Elina Spiro Duni is a Swiss-Albanian jazz singer, born in Tirana, Albania, in May 1981.
Elina was born in Tirana, Albania, to an artistic family and made her first steps on stage at the age of five. Her mother and grandfather were writers, her other grandfather was a singer, whereas her father was an actor and theater director.
In 1992, she settled in Geneva, Switzerland along with her mother. Between 2004 and 2008, she studied singing and composition at the Hochschule der Künste in Bern, in the jazz department. During this time she developed the Elina Duni Quartet, which represented a return to her musical sources – a combination of Balkans folk songs and jazz.
Between 2004 and 2008, she studied singing and composition at the Hochschule der Künste in Bern, in the jazz department. During this time she develops the Elina Duni Quartet with Colin Vallon on piano, Patrice Moret on double bass and Norbert Pfammatter on drums, which represents a return to her musical sources, a combination of Balkans folk songs and jazz.
In 2008, the CD Baresha, the first album of the Elina Duni Quartet, was released on Meta Records. This first musical departure with her quartet received marvelous acclaims from the German and Swiss press and is followed by European tours and festivals.
In February 2010, the second album of the Quartet Lume, Lume (World, World) was released on Meta Records.
In 2011, Elina Duni was a guest in the album “Melanchology” (Universal) by French pianist and composer André Manoukian.
In 2017, Elina Duni was one of the recipients of the Swiss Music Prize and started two new projects:
- A duo with the highly acclaimed london guitarist Rob Luft.

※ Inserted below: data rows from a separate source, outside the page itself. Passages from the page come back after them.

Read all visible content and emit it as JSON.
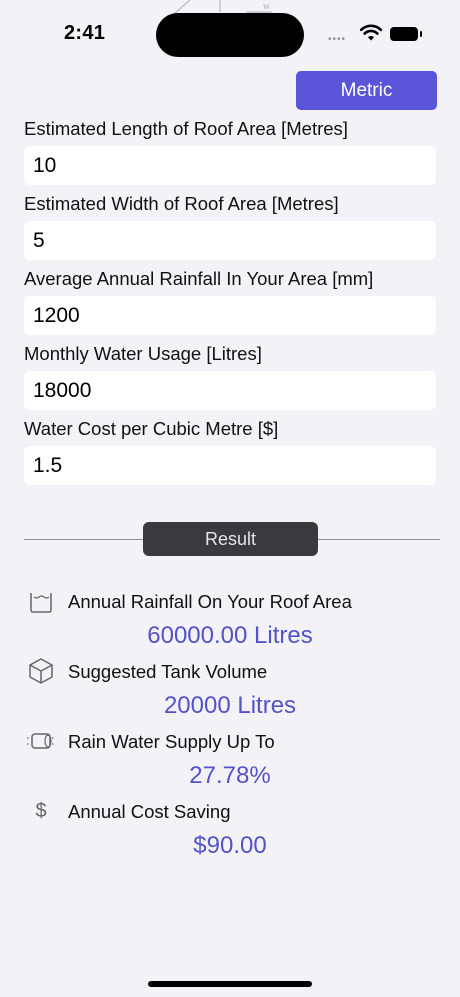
{
  "status": {
    "time": "2:41"
  },
  "header": {
    "unit_toggle": "Metric"
  },
  "fields": [
    {
      "label": "Estimated Length of Roof Area [Metres]",
      "value": "10"
    },
    {
      "label": "Estimated Width of Roof Area [Metres]",
      "value": "5"
    },
    {
      "label": "Average Annual Rainfall In Your Area [mm]",
      "value": "1200"
    },
    {
      "label": "Monthly Water Usage [Litres]",
      "value": "18000"
    },
    {
      "label": "Water Cost per Cubic Metre [$]",
      "value": "1.5"
    }
  ],
  "result_button": "Result",
  "results": [
    {
      "icon": "container-icon",
      "label": "Annual Rainfall On Your Roof Area",
      "value": "60000.00 Litres"
    },
    {
      "icon": "cube-icon",
      "label": "Suggested Tank Volume",
      "value": "20000 Litres"
    },
    {
      "icon": "tank-icon",
      "label": "Rain Water Supply Up To",
      "value": "27.78%"
    },
    {
      "icon": "dollar-icon",
      "label": "Annual Cost Saving",
      "value": "$90.00"
    }
  ],
  "colors": {
    "accent": "#5A55D8",
    "value_text": "#5552C8",
    "background": "#F2F2F7",
    "result_button": "#3A3A3C"
  }
}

- “Aksham” a quintet featuring pianist Marc Perrenoud and trumpet player David Enhco.
The project entitled “Partir,” featuring Elina Duni as a soloist (accompanying herself on piano, acoustic guitar and percussion), has been released on record in April 2018 on ECM.

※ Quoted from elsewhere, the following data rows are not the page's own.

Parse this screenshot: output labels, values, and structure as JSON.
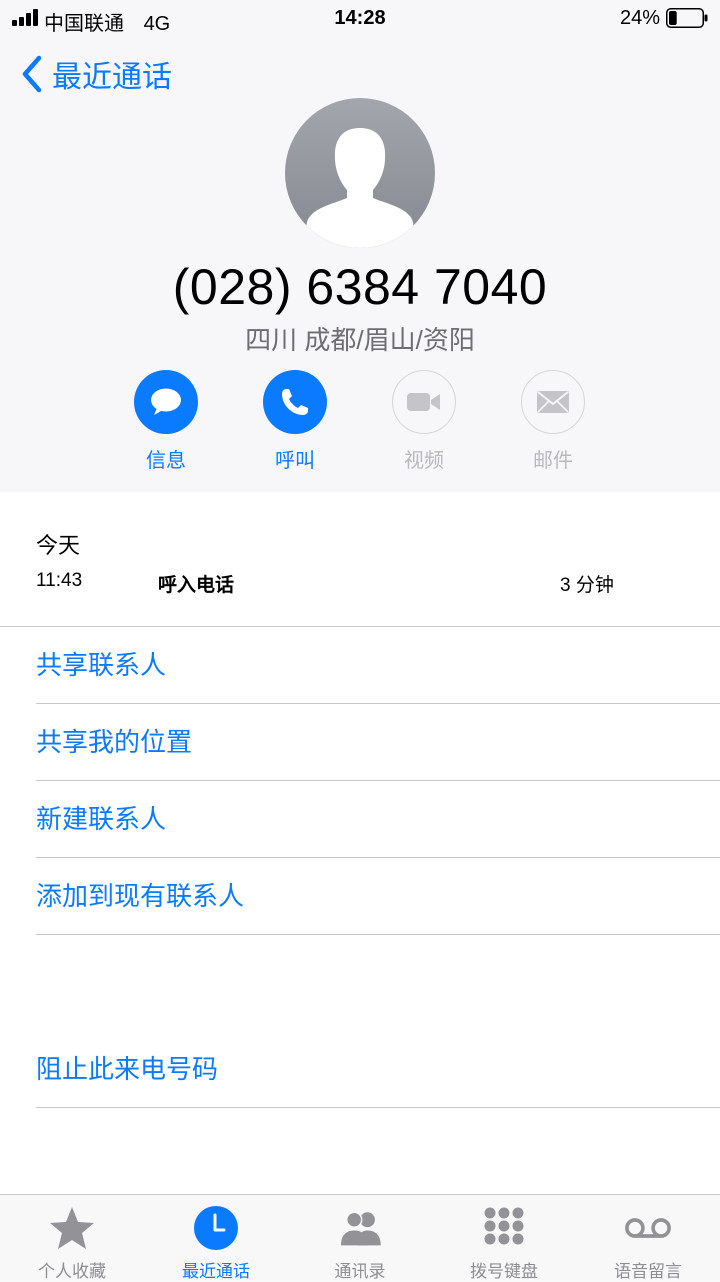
{
  "status_bar": {
    "carrier": "中国联通",
    "network": "4G",
    "time": "14:28",
    "battery_percent": "24%",
    "battery_level": 0.24
  },
  "nav": {
    "back_label": "最近通话",
    "back_icon": "chevron-left-icon"
  },
  "contact": {
    "avatar_icon": "person-silhouette-icon",
    "phone_number": "(028) 6384 7040",
    "location": "四川 成都/眉山/资阳"
  },
  "actions": [
    {
      "label": "信息",
      "icon": "message-bubble-icon",
      "enabled": true
    },
    {
      "label": "呼叫",
      "icon": "phone-icon",
      "enabled": true
    },
    {
      "label": "视频",
      "icon": "video-camera-icon",
      "enabled": false
    },
    {
      "label": "邮件",
      "icon": "mail-icon",
      "enabled": false
    }
  ],
  "call_log": {
    "day": "今天",
    "entries": [
      {
        "time": "11:43",
        "type": "呼入电话",
        "duration": "3 分钟"
      }
    ]
  },
  "menu": {
    "share_contact": "共享联系人",
    "share_location": "共享我的位置",
    "new_contact": "新建联系人",
    "add_to_existing": "添加到现有联系人",
    "block_caller": "阻止此来电号码"
  },
  "tab_bar": {
    "tabs": [
      {
        "label": "个人收藏",
        "icon": "star-icon",
        "active": false
      },
      {
        "label": "最近通话",
        "icon": "clock-icon",
        "active": true
      },
      {
        "label": "通讯录",
        "icon": "contacts-icon",
        "active": false
      },
      {
        "label": "拨号键盘",
        "icon": "keypad-icon",
        "active": false
      },
      {
        "label": "语音留言",
        "icon": "voicemail-icon",
        "active": false
      }
    ]
  },
  "colors": {
    "accent": "#0a7aff",
    "header_background": "#f7f7fa",
    "secondary_text": "#6d6d72",
    "disabled": "#b9b9be",
    "separator": "#c8c7cc"
  }
}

We are talking to Elina about her music, but also about languages since she sings in many different languages. How many actually?